:: Records supplied ::

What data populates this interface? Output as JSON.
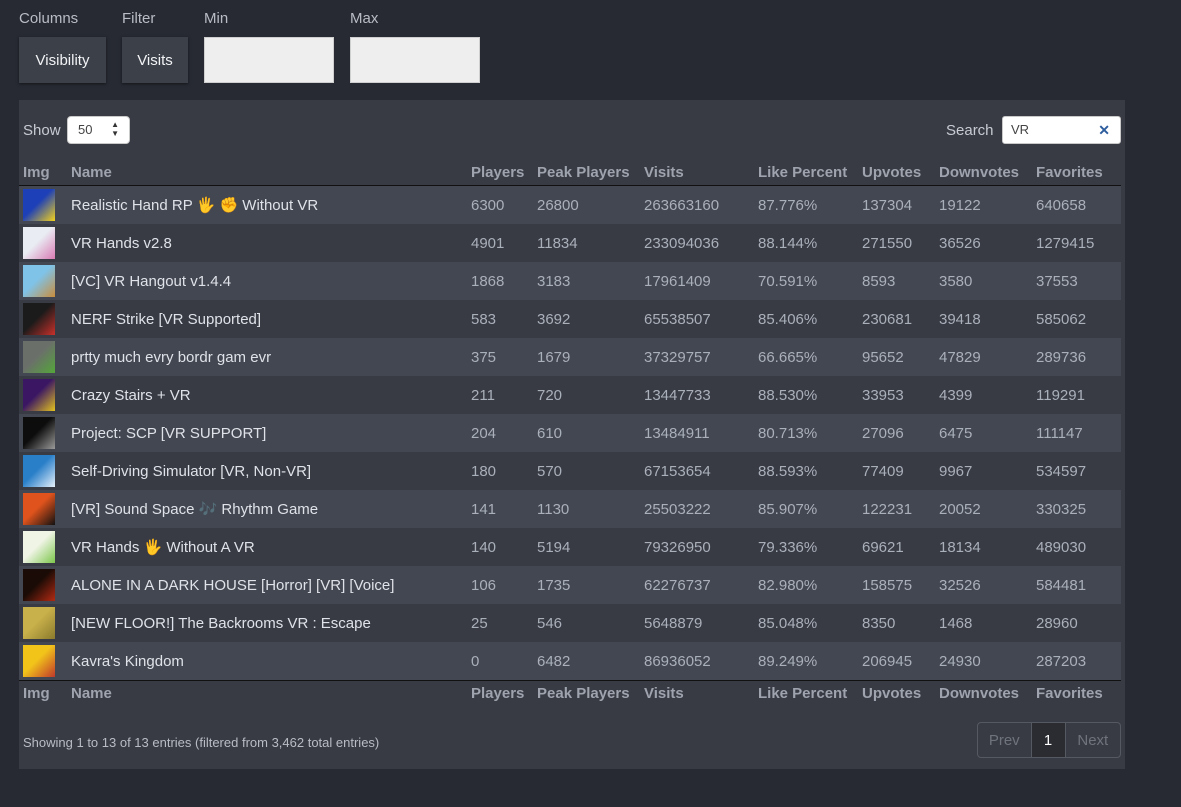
{
  "controls": {
    "columns_label": "Columns",
    "filter_label": "Filter",
    "min_label": "Min",
    "max_label": "Max",
    "visibility_button": "Visibility",
    "visits_button": "Visits",
    "min_value": "",
    "max_value": ""
  },
  "table_controls": {
    "show_label": "Show",
    "page_length": "50",
    "search_label": "Search",
    "search_value": "VR",
    "clear_glyph": "✕"
  },
  "columns": [
    "Img",
    "Name",
    "Players",
    "Peak Players",
    "Visits",
    "Like Percent",
    "Upvotes",
    "Downvotes",
    "Favorites"
  ],
  "rows": [
    {
      "name": "Realistic Hand RP 🖐 ✊ Without VR",
      "players": "6300",
      "peak": "26800",
      "visits": "263663160",
      "like": "87.776%",
      "up": "137304",
      "down": "19122",
      "fav": "640658",
      "thumb": [
        "#1d3fb8",
        "#f2d21b"
      ]
    },
    {
      "name": "VR Hands v2.8",
      "players": "4901",
      "peak": "11834",
      "visits": "233094036",
      "like": "88.144%",
      "up": "271550",
      "down": "36526",
      "fav": "1279415",
      "thumb": [
        "#e9ecf3",
        "#d97ab3"
      ]
    },
    {
      "name": "[VC] VR Hangout v1.4.4",
      "players": "1868",
      "peak": "3183",
      "visits": "17961409",
      "like": "70.591%",
      "up": "8593",
      "down": "3580",
      "fav": "37553",
      "thumb": [
        "#7fc3e8",
        "#c98d3c"
      ]
    },
    {
      "name": "NERF Strike [VR Supported]",
      "players": "583",
      "peak": "3692",
      "visits": "65538507",
      "like": "85.406%",
      "up": "230681",
      "down": "39418",
      "fav": "585062",
      "thumb": [
        "#1b1b1b",
        "#c9302a"
      ]
    },
    {
      "name": "prtty much evry bordr gam evr",
      "players": "375",
      "peak": "1679",
      "visits": "37329757",
      "like": "66.665%",
      "up": "95652",
      "down": "47829",
      "fav": "289736",
      "thumb": [
        "#6b6f6a",
        "#54a63a"
      ]
    },
    {
      "name": "Crazy Stairs + VR",
      "players": "211",
      "peak": "720",
      "visits": "13447733",
      "like": "88.530%",
      "up": "33953",
      "down": "4399",
      "fav": "119291",
      "thumb": [
        "#3b1763",
        "#e3c21f"
      ]
    },
    {
      "name": "Project: SCP [VR SUPPORT]",
      "players": "204",
      "peak": "610",
      "visits": "13484911",
      "like": "80.713%",
      "up": "27096",
      "down": "6475",
      "fav": "111147",
      "thumb": [
        "#0d0d0d",
        "#9a9a9a"
      ]
    },
    {
      "name": "Self-Driving Simulator [VR, Non-VR]",
      "players": "180",
      "peak": "570",
      "visits": "67153654",
      "like": "88.593%",
      "up": "77409",
      "down": "9967",
      "fav": "534597",
      "thumb": [
        "#2a7fc9",
        "#e6f0fa"
      ]
    },
    {
      "name": "[VR] Sound Space 🎶 Rhythm Game",
      "players": "141",
      "peak": "1130",
      "visits": "25503222",
      "like": "85.907%",
      "up": "122231",
      "down": "20052",
      "fav": "330325",
      "thumb": [
        "#e0531c",
        "#111111"
      ]
    },
    {
      "name": "VR Hands 🖐 Without A VR",
      "players": "140",
      "peak": "5194",
      "visits": "79326950",
      "like": "79.336%",
      "up": "69621",
      "down": "18134",
      "fav": "489030",
      "thumb": [
        "#f0f4e6",
        "#7cc64b"
      ]
    },
    {
      "name": "ALONE IN A DARK HOUSE [Horror] [VR] [Voice]",
      "players": "106",
      "peak": "1735",
      "visits": "62276737",
      "like": "82.980%",
      "up": "158575",
      "down": "32526",
      "fav": "584481",
      "thumb": [
        "#1a0b06",
        "#b32a12"
      ]
    },
    {
      "name": "[NEW FLOOR!] The Backrooms VR : Escape",
      "players": "25",
      "peak": "546",
      "visits": "5648879",
      "like": "85.048%",
      "up": "8350",
      "down": "1468",
      "fav": "28960",
      "thumb": [
        "#c8b04a",
        "#8a7a2c"
      ]
    },
    {
      "name": "Kavra's Kingdom",
      "players": "0",
      "peak": "6482",
      "visits": "86936052",
      "like": "89.249%",
      "up": "206945",
      "down": "24930",
      "fav": "287203",
      "thumb": [
        "#f2c41a",
        "#c0392b"
      ]
    }
  ],
  "footer": {
    "info": "Showing 1 to 13 of 13 entries (filtered from 3,462 total entries)",
    "prev": "Prev",
    "page": "1",
    "next": "Next"
  }
}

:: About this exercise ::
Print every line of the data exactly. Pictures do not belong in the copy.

:: Exercise answer ::
What data populates this interface? Output as JSON.
{
  "controls": {
    "columns_label": "Columns",
    "filter_label": "Filter",
    "min_label": "Min",
    "max_label": "Max",
    "visibility_button": "Visibility",
    "visits_button": "Visits",
    "min_value": "",
    "max_value": ""
  },
  "table_controls": {
    "show_label": "Show",
    "page_length": "50",
    "search_label": "Search",
    "search_value": "VR",
    "clear_glyph": "✕"
  },
  "columns": [
    "Img",
    "Name",
    "Players",
    "Peak Players",
    "Visits",
    "Like Percent",
    "Upvotes",
    "Downvotes",
    "Favorites"
  ],
  "rows": [
    {
      "name": "Realistic Hand RP 🖐 ✊ Without VR",
      "players": "6300",
      "peak": "26800",
      "visits": "263663160",
      "like": "87.776%",
      "up": "137304",
      "down": "19122",
      "fav": "640658",
      "thumb": [
        "#1d3fb8",
        "#f2d21b"
      ]
    },
    {
      "name": "VR Hands v2.8",
      "players": "4901",
      "peak": "11834",
      "visits": "233094036",
      "like": "88.144%",
      "up": "271550",
      "down": "36526",
      "fav": "1279415",
      "thumb": [
        "#e9ecf3",
        "#d97ab3"
      ]
    },
    {
      "name": "[VC] VR Hangout v1.4.4",
      "players": "1868",
      "peak": "3183",
      "visits": "17961409",
      "like": "70.591%",
      "up": "8593",
      "down": "3580",
      "fav": "37553",
      "thumb": [
        "#7fc3e8",
        "#c98d3c"
      ]
    },
    {
      "name": "NERF Strike [VR Supported]",
      "players": "583",
      "peak": "3692",
      "visits": "65538507",
      "like": "85.406%",
      "up": "230681",
      "down": "39418",
      "fav": "585062",
      "thumb": [
        "#1b1b1b",
        "#c9302a"
      ]
    },
    {
      "name": "prtty much evry bordr gam evr",
      "players": "375",
      "peak": "1679",
      "visits": "37329757",
      "like": "66.665%",
      "up": "95652",
      "down": "47829",
      "fav": "289736",
      "thumb": [
        "#6b6f6a",
        "#54a63a"
      ]
    },
    {
      "name": "Crazy Stairs + VR",
      "players": "211",
      "peak": "720",
      "visits": "13447733",
      "like": "88.530%",
      "up": "33953",
      "down": "4399",
      "fav": "119291",
      "thumb": [
        "#3b1763",
        "#e3c21f"
      ]
    },
    {
      "name": "Project: SCP [VR SUPPORT]",
      "players": "204",
      "peak": "610",
      "visits": "13484911",
      "like": "80.713%",
      "up": "27096",
      "down": "6475",
      "fav": "111147",
      "thumb": [
        "#0d0d0d",
        "#9a9a9a"
      ]
    },
    {
      "name": "Self-Driving Simulator [VR, Non-VR]",
      "players": "180",
      "peak": "570",
      "visits": "67153654",
      "like": "88.593%",
      "up": "77409",
      "down": "9967",
      "fav": "534597",
      "thumb": [
        "#2a7fc9",
        "#e6f0fa"
      ]
    },
    {
      "name": "[VR] Sound Space 🎶 Rhythm Game",
      "players": "141",
      "peak": "1130",
      "visits": "25503222",
      "like": "85.907%",
      "up": "122231",
      "down": "20052",
      "fav": "330325",
      "thumb": [
        "#e0531c",
        "#111111"
      ]
    },
    {
      "name": "VR Hands 🖐 Without A VR",
      "players": "140",
      "peak": "5194",
      "visits": "79326950",
      "like": "79.336%",
      "up": "69621",
      "down": "18134",
      "fav": "489030",
      "thumb": [
        "#f0f4e6",
        "#7cc64b"
      ]
    },
    {
      "name": "ALONE IN A DARK HOUSE [Horror] [VR] [Voice]",
      "players": "106",
      "peak": "1735",
      "visits": "62276737",
      "like": "82.980%",
      "up": "158575",
      "down": "32526",
      "fav": "584481",
      "thumb": [
        "#1a0b06",
        "#b32a12"
      ]
    },
    {
      "name": "[NEW FLOOR!] The Backrooms VR : Escape",
      "players": "25",
      "peak": "546",
      "visits": "5648879",
      "like": "85.048%",
      "up": "8350",
      "down": "1468",
      "fav": "28960",
      "thumb": [
        "#c8b04a",
        "#8a7a2c"
      ]
    },
    {
      "name": "Kavra's Kingdom",
      "players": "0",
      "peak": "6482",
      "visits": "86936052",
      "like": "89.249%",
      "up": "206945",
      "down": "24930",
      "fav": "287203",
      "thumb": [
        "#f2c41a",
        "#c0392b"
      ]
    }
  ],
  "footer": {
    "info": "Showing 1 to 13 of 13 entries (filtered from 3,462 total entries)",
    "prev": "Prev",
    "page": "1",
    "next": "Next"
  }
}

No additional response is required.